Through late last night and the wee morning hours of today, ROPOS worked to stretch out their new umbilical tether that provides power and communications to/from the vehicle. Diving to a depth of 2900 m (~9500 ft) takes about 3 hrs with the heavy junction box latched beneath the vehicle. The transit gave us time to observe significant rain of marine snow in the water column – even at 2900 m. The tether management dive was a success and this morning ROPOS (Dive R1828) dove again to the seafloor with a low power junction box hosting a variety of chemical (dissolved oxygen, salinity), and physical (temperature, seismic activity, electrical fields-water currents, tides, particle distribution) sensors as well as a sensor that can “listen” to mammal calls.

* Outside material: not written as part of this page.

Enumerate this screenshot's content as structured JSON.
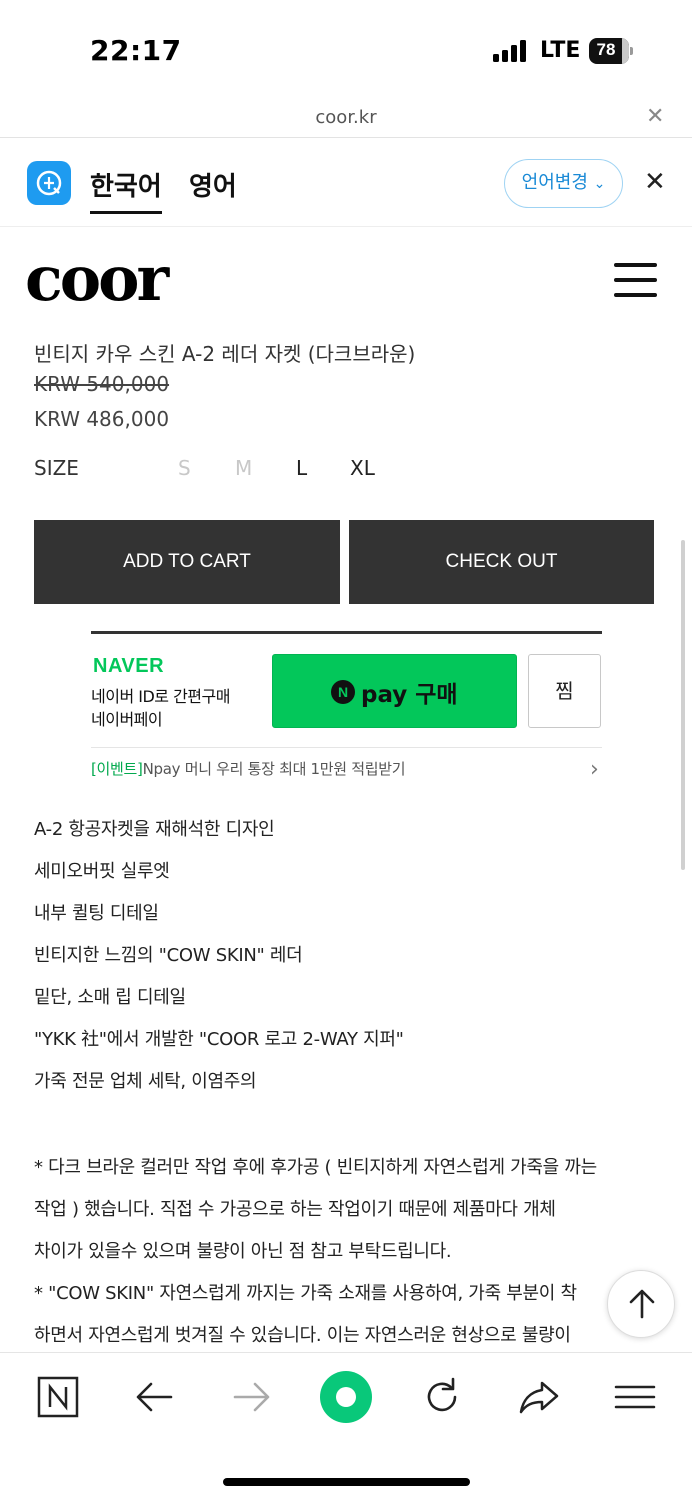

The junction box replaced one that had been installed in 2014 as part of the NSF Ocean Observatories Initiative cruise lead by John Delaney.
Today, all students were able to spend time in the ROPOS control room and witness the amazing video system that this vehicle has. They continued to get a feeling for life at sea, the movement of the ship, and they learned how to conduct CTD casts and how to measure oxygen concentrations in seawater. They, as well as the entire scientific team, appreciate the outstanding meals that are being prepared for us by the Thompson's chefs.
The next three dives will involve recovering and reinstalling two instrument packages that go on a large cabled mooring called the Shallow Profiler Mooring. At ~ 600 ft water depth, it hosts a 12 ft-across, 7 ton platform atop a 2700 m (~8600 ft) tall, two legged mooring. It is a state-of-the-art system that allows chemical (e.g. pH, CO2), biological (chlorophyll), and physical (temperature, currents) properties of ocean waters off the Oregon coast to be measured in real-time with live-streaming data sent to shore via the cable.